Kucinich Kicks off Presidential
Campaign in Bay Area
By Adeel Iqbal
Kucinich with members of the community in
CA: Democratic presidential candidate Dennis Kucinich kicked
off his San Francisco Bay Area tour Saturday, April 7 at the
home of Taj and Qamar Noori, both pioneers of the area’s
Kucinich, who represents Ohio’s 10th district in the
House, opened his address by encouraging the celebration of
diversity and culture as a means to attain peace. About 50
local residents, many of whom were Muslim, attended. “It
is so important to remember the first motto of the United
States,” Kucinich said. “E Pluribus Unum. Out
of many, one.”
With his wife Elizabeth at his side, he said building community
through the sharing of personal stories is the first step
toward cultivating understanding and appreciating diversity.
He spoke of his humble beginnings in Ohio. By the age of 17,
he had lived in 21 different places “and a couple cars”
as his parents had trouble locating a landlord who would accommodate
their seven children.
Kucinich pitched himself as the “no-strings-attached”
candidate, citing a decision to refrain from pursuing campaign
funds from large investors.
“Congressman Kucinich can’t be bought,”
said Sharon Jimenez, who is with the Kucinich campaign.
The candidate briefly touched on current controversial topics
such as diplomacy with Iran, the Palestine-Israel conflict
and immigration reform. Iran, he said, was not more than a
communication problem and that he would have diplomatic relation
with Iran if elected President.
“The first thing you do not do (in a conflict) is put
your gun on the table. In truth, our foreign policy is handled
that way,” he said. “We need to demystify international
relations. It’s how you should treat your neighbor.”
When questioned on Israel, he made it clear that “the
big road to peace is through Jerusalem.”
“We need to be compassionate about Israel’s right
to survive as well as economic and social justice for the
Palestinians,” he said. “We need a President who
understands that unfortunately it’s hard to talk about
peace when you have a 25-foot wall.”
he said, are also not the solution for immigration problems
in the United States.
Although Kucinich said the flow of people in and out of the
country needs to be regulated, a wall between the North and
the South is the complete antithesis to Reagan’s call
in the 1980s for the Soviet Union to tear down the Berlin
Wall between East and West Germany.His message resonated with
“It is my privilege to stand with someone whose values
are close to my own,” said event organizer and community
leader Samina Faheem Sundas, who introduced Kucinich. “He
told me five years ago that he is a candidate for all, not
just for a single group.
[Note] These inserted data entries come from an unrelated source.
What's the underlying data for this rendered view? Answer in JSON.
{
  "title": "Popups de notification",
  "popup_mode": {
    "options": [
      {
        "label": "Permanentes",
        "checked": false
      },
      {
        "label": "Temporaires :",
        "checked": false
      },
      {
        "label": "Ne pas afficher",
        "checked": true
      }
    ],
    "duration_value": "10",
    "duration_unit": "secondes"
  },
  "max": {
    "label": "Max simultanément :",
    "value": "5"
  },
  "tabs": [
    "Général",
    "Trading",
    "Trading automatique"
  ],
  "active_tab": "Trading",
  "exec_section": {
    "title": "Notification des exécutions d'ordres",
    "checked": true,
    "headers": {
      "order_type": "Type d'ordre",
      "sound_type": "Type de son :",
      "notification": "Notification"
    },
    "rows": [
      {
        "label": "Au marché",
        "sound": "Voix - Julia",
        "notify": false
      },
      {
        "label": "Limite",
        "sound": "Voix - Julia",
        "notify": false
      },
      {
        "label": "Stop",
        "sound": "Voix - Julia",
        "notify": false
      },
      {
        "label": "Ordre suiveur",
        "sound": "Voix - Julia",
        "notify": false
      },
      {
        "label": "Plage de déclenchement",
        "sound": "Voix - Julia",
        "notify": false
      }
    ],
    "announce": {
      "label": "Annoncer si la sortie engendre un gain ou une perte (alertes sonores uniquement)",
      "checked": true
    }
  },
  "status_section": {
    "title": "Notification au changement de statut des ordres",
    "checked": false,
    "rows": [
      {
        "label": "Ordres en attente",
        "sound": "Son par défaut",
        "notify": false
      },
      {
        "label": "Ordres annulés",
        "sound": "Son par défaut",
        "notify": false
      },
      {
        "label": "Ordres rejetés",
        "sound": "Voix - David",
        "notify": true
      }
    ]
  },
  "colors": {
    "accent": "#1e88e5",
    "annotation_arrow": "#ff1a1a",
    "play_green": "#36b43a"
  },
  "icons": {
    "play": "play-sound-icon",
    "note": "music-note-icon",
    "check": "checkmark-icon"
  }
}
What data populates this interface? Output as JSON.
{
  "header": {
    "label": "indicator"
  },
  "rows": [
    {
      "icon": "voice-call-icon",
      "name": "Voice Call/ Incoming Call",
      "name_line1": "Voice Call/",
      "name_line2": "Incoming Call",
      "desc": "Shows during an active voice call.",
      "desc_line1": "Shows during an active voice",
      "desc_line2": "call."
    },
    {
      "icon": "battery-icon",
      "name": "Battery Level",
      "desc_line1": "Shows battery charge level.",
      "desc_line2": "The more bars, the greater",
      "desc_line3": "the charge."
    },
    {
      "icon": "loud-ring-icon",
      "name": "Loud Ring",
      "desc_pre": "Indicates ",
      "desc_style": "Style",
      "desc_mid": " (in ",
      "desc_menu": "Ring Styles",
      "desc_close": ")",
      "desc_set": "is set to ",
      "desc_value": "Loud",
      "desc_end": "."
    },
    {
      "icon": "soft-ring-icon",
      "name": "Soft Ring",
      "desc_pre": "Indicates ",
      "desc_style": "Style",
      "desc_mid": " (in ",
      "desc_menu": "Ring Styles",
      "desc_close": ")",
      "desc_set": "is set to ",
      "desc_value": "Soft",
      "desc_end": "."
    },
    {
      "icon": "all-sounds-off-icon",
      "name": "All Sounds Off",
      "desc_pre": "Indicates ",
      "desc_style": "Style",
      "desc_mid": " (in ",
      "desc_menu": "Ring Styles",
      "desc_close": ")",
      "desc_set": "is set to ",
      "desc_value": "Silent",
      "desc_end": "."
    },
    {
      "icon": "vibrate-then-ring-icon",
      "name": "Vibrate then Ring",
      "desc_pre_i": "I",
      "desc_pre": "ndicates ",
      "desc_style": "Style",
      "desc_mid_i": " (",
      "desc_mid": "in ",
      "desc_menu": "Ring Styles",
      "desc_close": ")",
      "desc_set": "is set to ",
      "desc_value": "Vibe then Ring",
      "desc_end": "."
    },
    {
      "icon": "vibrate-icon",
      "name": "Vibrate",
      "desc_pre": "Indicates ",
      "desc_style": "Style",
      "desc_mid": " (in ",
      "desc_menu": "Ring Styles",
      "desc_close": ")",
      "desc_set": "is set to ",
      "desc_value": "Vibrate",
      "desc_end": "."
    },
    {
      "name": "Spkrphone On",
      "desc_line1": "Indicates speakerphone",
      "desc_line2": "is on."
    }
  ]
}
And he has kept that promise by saying
no to the USA Patriot Act, being a strong voice against the
war and promoting a US department of peace and nonviolence.”
Los Altos resident Kevin O’Reily said he appreciated
Kucinich’s frankness. “What you see is what you
get. That’s what he’s about and it doesn’t
change,” he said.
But while attendees offered praise of Kucinich and his stances,
most were cognizant of the candidate’s uphill campaign
battle. “Although he might not be thought of as the
number one candidate, he does bring some issues to light,
like bringing our troops home and having more ethical and
moral diplomatic relationships with other countries,”
said UC Irvine student and Fremont native Atif Kamran.
After his stopover in the Bay Area Saturday, Kucinich headed
up the coastline to the Pacific Northwest before spending
the middle of the week in Hew Hampshire.
He is slowly adding to his “Be one of a million”
campaign to garner $50 each from one million people across